However, the question should not be are we real. Of course, life is real, at least on some level. The question should be “What is Life?” Quantum physicists like Einstein, Planck and Bohm have stated that life is an illusion, that atoms are energy rather than matter. However, even these great scientific minds have been unable to grasp the mystery of life.

In The Republic, Plato argued that the objects we perceive are not the ultimate reality, but more like a shadow of reality. Lincoln Barnett similarly wrote in The Universe and Dr. Einstein, “ Along with philosophers’ reduction of all objective reality to a shadow-world of perceptions, scientists have become aware of the alarming limitations of man’s senses.” So all that we feel, smell, taste and see has been created from the information we receive through our sensory system. All we ever know of the world around us are the images produced in the mind. We never experience the physical world directly; color, sound and smell are not qualities of the physical world as they exist only in the mind. That’s all that our perception of reality is then – the mind’s interpretation of electrical signals.

Why is the human race unable to use its brain power to deduce the answer to this illusive question? Well, for starters science is limited to things that have both a cause and effect in this physical universe. The so-called scientific method is a process of measurement and observation. So with respect to what lies beyond space and time, science can only theorize about such things (like the multiverse or the existence of God).

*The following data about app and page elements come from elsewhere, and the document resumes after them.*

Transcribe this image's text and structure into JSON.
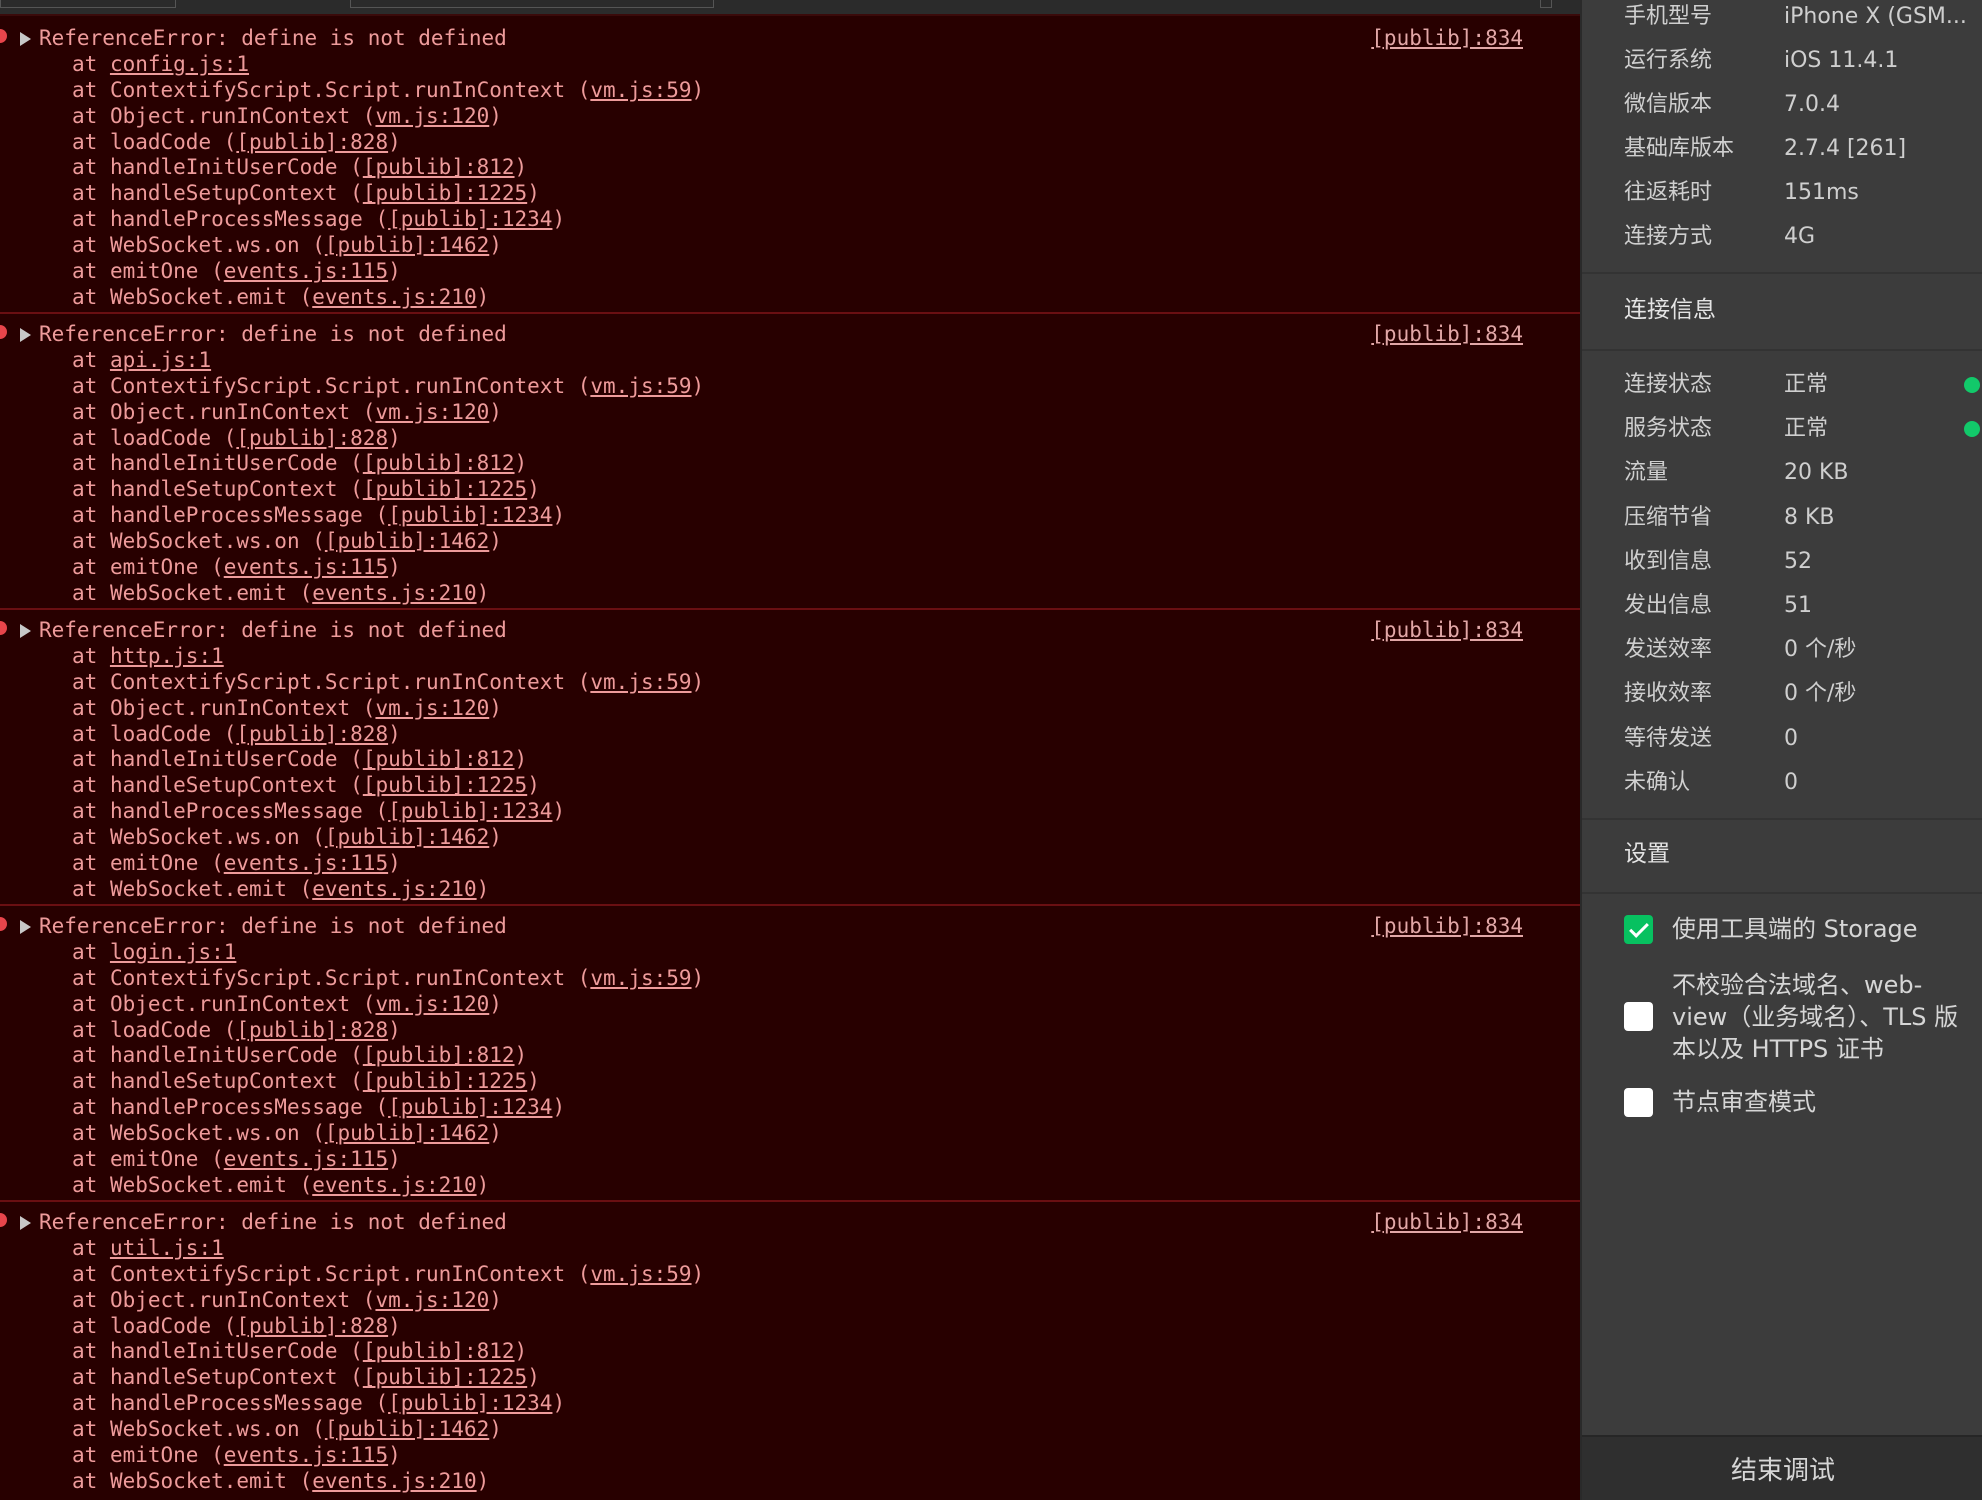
{
  "console": {
    "messages": [
      {
        "text": "ReferenceError: define is not defined",
        "source": "[publib]:834",
        "frames": [
          {
            "pre": "at ",
            "fn": "",
            "link": "config.js:1"
          },
          {
            "pre": "at ",
            "fn": "ContextifyScript.Script.runInContext (",
            "link": "vm.js:59"
          },
          {
            "pre": "at ",
            "fn": "Object.runInContext (",
            "link": "vm.js:120"
          },
          {
            "pre": "at ",
            "fn": "loadCode (",
            "link": "[publib]:828"
          },
          {
            "pre": "at ",
            "fn": "handleInitUserCode (",
            "link": "[publib]:812"
          },
          {
            "pre": "at ",
            "fn": "handleSetupContext (",
            "link": "[publib]:1225"
          },
          {
            "pre": "at ",
            "fn": "handleProcessMessage (",
            "link": "[publib]:1234"
          },
          {
            "pre": "at ",
            "fn": "WebSocket.ws.on (",
            "link": "[publib]:1462"
          },
          {
            "pre": "at ",
            "fn": "emitOne (",
            "link": "events.js:115"
          },
          {
            "pre": "at ",
            "fn": "WebSocket.emit (",
            "link": "events.js:210"
          }
        ]
      },
      {
        "text": "ReferenceError: define is not defined",
        "source": "[publib]:834",
        "frames": [
          {
            "pre": "at ",
            "fn": "",
            "link": "api.js:1"
          },
          {
            "pre": "at ",
            "fn": "ContextifyScript.Script.runInContext (",
            "link": "vm.js:59"
          },
          {
            "pre": "at ",
            "fn": "Object.runInContext (",
            "link": "vm.js:120"
          },
          {
            "pre": "at ",
            "fn": "loadCode (",
            "link": "[publib]:828"
          },
          {
            "pre": "at ",
            "fn": "handleInitUserCode (",
            "link": "[publib]:812"
          },
          {
            "pre": "at ",
            "fn": "handleSetupContext (",
            "link": "[publib]:1225"
          },
          {
            "pre": "at ",
            "fn": "handleProcessMessage (",
            "link": "[publib]:1234"
          },
          {
            "pre": "at ",
            "fn": "WebSocket.ws.on (",
            "link": "[publib]:1462"
          },
          {
            "pre": "at ",
            "fn": "emitOne (",
            "link": "events.js:115"
          },
          {
            "pre": "at ",
            "fn": "WebSocket.emit (",
            "link": "events.js:210"
          }
        ]
      },
      {
        "text": "ReferenceError: define is not defined",
        "source": "[publib]:834",
        "frames": [
          {
            "pre": "at ",
            "fn": "",
            "link": "http.js:1"
          },
          {
            "pre": "at ",
            "fn": "ContextifyScript.Script.runInContext (",
            "link": "vm.js:59"
          },
          {
            "pre": "at ",
            "fn": "Object.runInContext (",
            "link": "vm.js:120"
          },
          {
            "pre": "at ",
            "fn": "loadCode (",
            "link": "[publib]:828"
          },
          {
            "pre": "at ",
            "fn": "handleInitUserCode (",
            "link": "[publib]:812"
          },
          {
            "pre": "at ",
            "fn": "handleSetupContext (",
            "link": "[publib]:1225"
          },
          {
            "pre": "at ",
            "fn": "handleProcessMessage (",
            "link": "[publib]:1234"
          },
          {
            "pre": "at ",
            "fn": "WebSocket.ws.on (",
            "link": "[publib]:1462"
          },
          {
            "pre": "at ",
            "fn": "emitOne (",
            "link": "events.js:115"
          },
          {
            "pre": "at ",
            "fn": "WebSocket.emit (",
            "link": "events.js:210"
          }
        ]
      },
      {
        "text": "ReferenceError: define is not defined",
        "source": "[publib]:834",
        "frames": [
          {
            "pre": "at ",
            "fn": "",
            "link": "login.js:1"
          },
          {
            "pre": "at ",
            "fn": "ContextifyScript.Script.runInContext (",
            "link": "vm.js:59"
          },
          {
            "pre": "at ",
            "fn": "Object.runInContext (",
            "link": "vm.js:120"
          },
          {
            "pre": "at ",
            "fn": "loadCode (",
            "link": "[publib]:828"
          },
          {
            "pre": "at ",
            "fn": "handleInitUserCode (",
            "link": "[publib]:812"
          },
          {
            "pre": "at ",
            "fn": "handleSetupContext (",
            "link": "[publib]:1225"
          },
          {
            "pre": "at ",
            "fn": "handleProcessMessage (",
            "link": "[publib]:1234"
          },
          {
            "pre": "at ",
            "fn": "WebSocket.ws.on (",
            "link": "[publib]:1462"
          },
          {
            "pre": "at ",
            "fn": "emitOne (",
            "link": "events.js:115"
          },
          {
            "pre": "at ",
            "fn": "WebSocket.emit (",
            "link": "events.js:210"
          }
        ]
      },
      {
        "text": "ReferenceError: define is not defined",
        "source": "[publib]:834",
        "frames": [
          {
            "pre": "at ",
            "fn": "",
            "link": "util.js:1"
          },
          {
            "pre": "at ",
            "fn": "ContextifyScript.Script.runInContext (",
            "link": "vm.js:59"
          },
          {
            "pre": "at ",
            "fn": "Object.runInContext (",
            "link": "vm.js:120"
          },
          {
            "pre": "at ",
            "fn": "loadCode (",
            "link": "[publib]:828"
          },
          {
            "pre": "at ",
            "fn": "handleInitUserCode (",
            "link": "[publib]:812"
          },
          {
            "pre": "at ",
            "fn": "handleSetupContext (",
            "link": "[publib]:1225"
          },
          {
            "pre": "at ",
            "fn": "handleProcessMessage (",
            "link": "[publib]:1234"
          },
          {
            "pre": "at ",
            "fn": "WebSocket.ws.on (",
            "link": "[publib]:1462"
          },
          {
            "pre": "at ",
            "fn": "emitOne (",
            "link": "events.js:115"
          },
          {
            "pre": "at ",
            "fn": "WebSocket.emit (",
            "link": "events.js:210"
          }
        ]
      }
    ]
  },
  "device_info": [
    {
      "key": "手机型号",
      "value": "iPhone X (GSM..."
    },
    {
      "key": "运行系统",
      "value": "iOS 11.4.1"
    },
    {
      "key": "微信版本",
      "value": "7.0.4"
    },
    {
      "key": "基础库版本",
      "value": "2.7.4 [261]"
    },
    {
      "key": "往返耗时",
      "value": "151ms"
    },
    {
      "key": "连接方式",
      "value": "4G"
    }
  ],
  "connection": {
    "title": "连接信息",
    "rows": [
      {
        "key": "连接状态",
        "value": "正常",
        "status_color": "#12c96a"
      },
      {
        "key": "服务状态",
        "value": "正常",
        "status_color": "#12c96a"
      },
      {
        "key": "流量",
        "value": "20 KB"
      },
      {
        "key": "压缩节省",
        "value": "8 KB"
      },
      {
        "key": "收到信息",
        "value": "52"
      },
      {
        "key": "发出信息",
        "value": "51"
      },
      {
        "key": "发送效率",
        "value": "0 个/秒"
      },
      {
        "key": "接收效率",
        "value": "0 个/秒"
      },
      {
        "key": "等待发送",
        "value": "0"
      },
      {
        "key": "未确认",
        "value": "0"
      }
    ]
  },
  "settings": {
    "title": "设置",
    "options": [
      {
        "label": "使用工具端的 Storage",
        "checked": true
      },
      {
        "label": "不校验合法域名、web-view（业务域名）、TLS 版本以及 HTTPS 证书",
        "checked": false
      },
      {
        "label": "节点审查模式",
        "checked": false
      }
    ]
  },
  "end_debug_label": "结束调试",
  "colors": {
    "console_bg": "#280000",
    "error_text": "#ee9b9b",
    "error_dot": "#e8454b",
    "panel_bg": "#3c3c3c",
    "status_ok": "#12c96a",
    "checkbox_checked": "#07c160"
  }
}
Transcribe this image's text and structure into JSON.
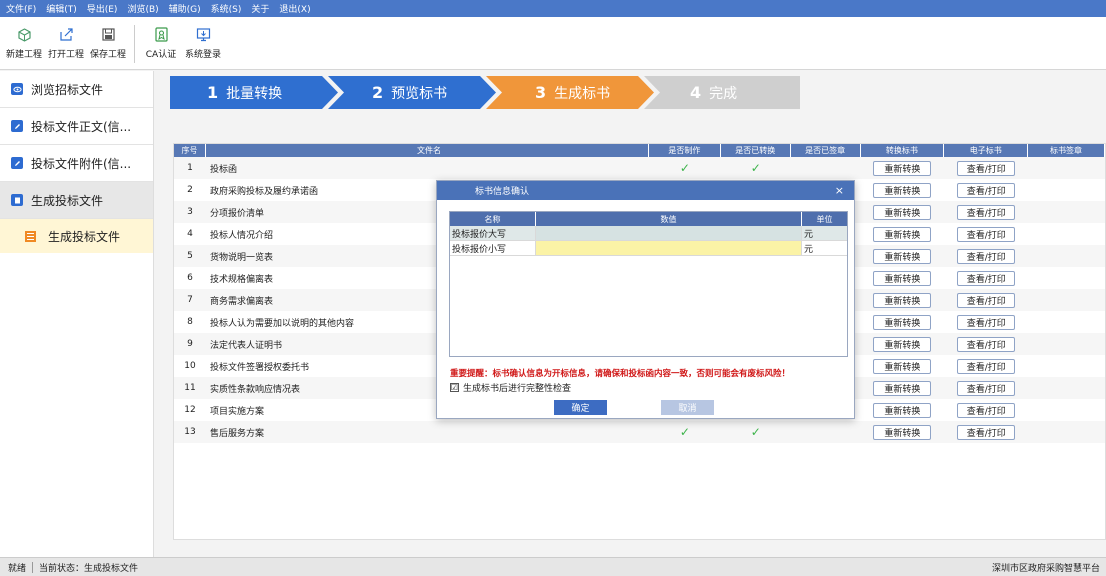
{
  "menu": [
    "文件(F)",
    "编辑(T)",
    "导出(E)",
    "浏览(B)",
    "辅助(G)",
    "系统(S)",
    "关于",
    "退出(X)"
  ],
  "toolbar": {
    "new_project": "新建工程",
    "open_project": "打开工程",
    "save_project": "保存工程",
    "ca_auth": "CA认证",
    "system_login": "系统登录"
  },
  "sidebar": {
    "items": [
      {
        "label": "浏览招标文件",
        "icon": "eye-icon"
      },
      {
        "label": "投标文件正文(信...",
        "icon": "edit-icon"
      },
      {
        "label": "投标文件附件(信...",
        "icon": "edit-icon"
      },
      {
        "label": "生成投标文件",
        "icon": "file-icon"
      }
    ],
    "sub_item": {
      "label": "生成投标文件",
      "icon": "list-icon"
    }
  },
  "steps": [
    {
      "num": "1",
      "label": "批量转换",
      "color": "#2f6fd0"
    },
    {
      "num": "2",
      "label": "预览标书",
      "color": "#2f6fd0"
    },
    {
      "num": "3",
      "label": "生成标书",
      "color": "#f0963a"
    },
    {
      "num": "4",
      "label": "完成",
      "color": "#cfcfcf"
    }
  ],
  "table": {
    "headers": [
      "序号",
      "文件名",
      "是否制作",
      "是否已转换",
      "是否已签章",
      "转换标书",
      "电子标书",
      "标书签章"
    ],
    "reconvert_label": "重新转换",
    "view_print_label": "查看/打印",
    "check_mark": "✓",
    "rows": [
      {
        "no": "1",
        "name": "投标函",
        "made": true,
        "converted": true
      },
      {
        "no": "2",
        "name": "政府采购投标及履约承诺函",
        "made": false,
        "converted": false
      },
      {
        "no": "3",
        "name": "分项报价清单",
        "made": false,
        "converted": false
      },
      {
        "no": "4",
        "name": "投标人情况介绍",
        "made": false,
        "converted": false
      },
      {
        "no": "5",
        "name": "货物说明一览表",
        "made": false,
        "converted": false
      },
      {
        "no": "6",
        "name": "技术规格偏离表",
        "made": false,
        "converted": false
      },
      {
        "no": "7",
        "name": "商务需求偏离表",
        "made": false,
        "converted": false
      },
      {
        "no": "8",
        "name": "投标人认为需要加以说明的其他内容",
        "made": false,
        "converted": false
      },
      {
        "no": "9",
        "name": "法定代表人证明书",
        "made": false,
        "converted": false
      },
      {
        "no": "10",
        "name": "投标文件签署授权委托书",
        "made": false,
        "converted": false
      },
      {
        "no": "11",
        "name": "实质性条款响应情况表",
        "made": false,
        "converted": false
      },
      {
        "no": "12",
        "name": "项目实施方案",
        "made": false,
        "converted": false
      },
      {
        "no": "13",
        "name": "售后服务方案",
        "made": true,
        "converted": true
      }
    ]
  },
  "dialog": {
    "title": "标书信息确认",
    "close": "×",
    "grid_headers": [
      "名称",
      "数值",
      "单位"
    ],
    "grid_rows": [
      {
        "name": "投标报价大写",
        "value": "",
        "unit": "元"
      },
      {
        "name": "投标报价小写",
        "value": "",
        "unit": "元"
      }
    ],
    "warning": "重要提醒：标书确认信息为开标信息，请确保和投标函内容一致，否则可能会有废标风险！",
    "check_label": "生成标书后进行完整性检查",
    "check_mark": "☑",
    "ok": "确定",
    "cancel": "取消"
  },
  "status": {
    "ready": "就绪",
    "current_state": "当前状态：生成投标文件",
    "right": "深圳市区政府采购智慧平台"
  }
}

Many prominent quantum physicists have come to the conclusion that the real mystery revolves around the idea that matter does not create consciousness but rather consciousness creates matter instead. Physicist David Bohm has stated that our reality is the result of the interaction of what he calls the implicate and explicate orders. Michael Talbot, in his book The Holographic Universe, described Bohm’s theory this way, “Our brains mathematically construct objective reality by interpreting frequencies that are ultimately projections from another dimension, a deeper order of existence that is beyond both space and time.” The inference is that the quantum world is real and is creating the physical world as a virtual reality.

So, is Schrödinger’s cat dead or alive? If you don’t know, or care, just take the blue pill and go back to sleep.

 

Epilogue

From a scientific standpoint, Einstein stated that time and space are not natural (somebody constructed them). In a similar vein, philosopher Immanuel Kant argued that time and space are not inherent qualities of the physical world but rather a reflection of the way the mind operates. Bottom line: the entire universe exists within the mind, not the other way around.

 

 

“The universe does not exist ‘out there,’ independent of us. We are inescapably involved in bringing about that which appears to be happening. We are not only observers. We are participators.”                

   – John Wheeler, physicist